Codes and Frequencies
For sample adults and sample children who had surgery during the past 12 months (SURGERYR), SURGERYRNO reports the number of surgeries (either inpatient or outpatient) individuals had during that time period. Interviewers asked, "Including any time you may have already told be about, how many different times [have you/has sample adult/sample child] had surgery during the past 12 months?"
The 1997-1998 Field Representative's Manuals instructed interviewers to include as surgery "both major surgery and minor procedures such as setting bones or removing growths."
The Manuals for 1999 forward provided the following definition for surgery:
These definitions were not routinely shared with respondents. Indeed, the NHIS Codebooks for sample adults for 1999 forward acknowledge, "The data in this field may represent an undercount because the respondents may not have included all types of minor surgical procedures, such as setting bones or removal of growths, in their response." (See comparability section for further discussion.)
In 1997-2017, for sample children who had inpatient or outpatient surgery during the past 12 months (SURGERYR), information was collected on the number of outpatient surgeries they had during the past year (see SURGRYROUTNO).

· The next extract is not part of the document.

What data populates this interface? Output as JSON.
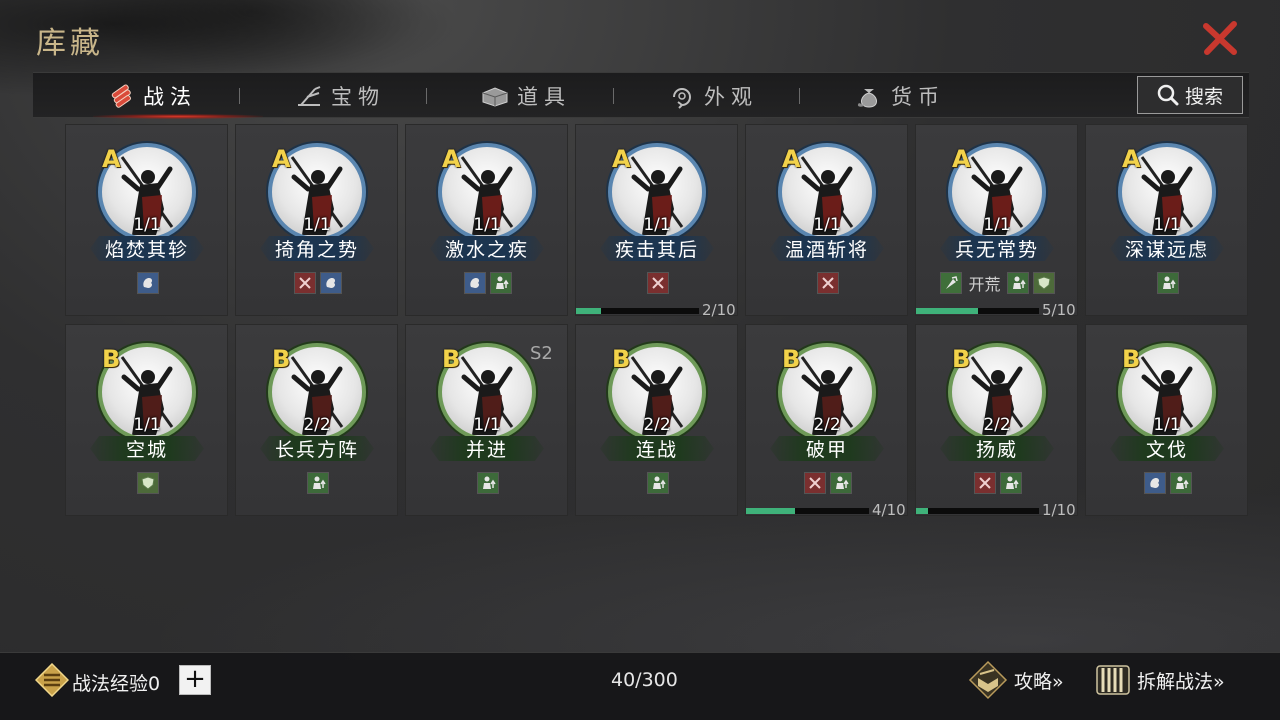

Along with universe changes, differences in the survey instrument for the question associated with the filter variable SURGERYR (Had surgery in past 12 months) limit the comparability of SURGERYRNO across two time periods, namely, 1997-1998 and 1999 forward. Additionally, users should note changes to the top-code over time. In 1997-2015, number of surgeries per year was top-coded at 95. Beginning in 2016, this top-code was changed to 7 or more times for sample adults, though no sample children have more than 6 surgeries reported in 2016. In 2017, both sample adults and sample children are top-coded at 7 surgeries or more.
The question associated with SURGERYR asked, "During the past 12 months, [have you/has sample child] had surgery or other surgical procedures either as an inpatient or outpatient?" Beginning in 1999, interviewers were instructed to read, if necessary, "This includes both major and minor surgery such as setting bones or removing growths." (No guidance was given to interviewers on when such elaboration was "necessary").
Because the general public may not automatically equate "surgery" with minor procedures like the removal of a benign growth or the setting of a broken bone, the inclusion of the follow-up statement classifying these treatments as "surgery" probably increased completeness of reporting beginning in 1999. Thus, the pool of people giving responses in SURGERYRNO was probably more limited, and the definition of surgery they implicitly used was probably narrower, in 1997-1998 than in subsequent years. Analysts should therefore exercise caution in comparing results for 1997-1998 with those from later years. For further discussion of this point, see the variable description for SURGERYR.
- 1997-2003: Sample adults age 18+ who had surgery in the past 12 months.
- 2004-2011; 2015-2017: Sample adults age 18+ and sample children under age 18 who had surgery in the past 12 months.
- 1997-2011, 2015-2017
- 1997-2011, 2015-2017 : SAMPWEIGHT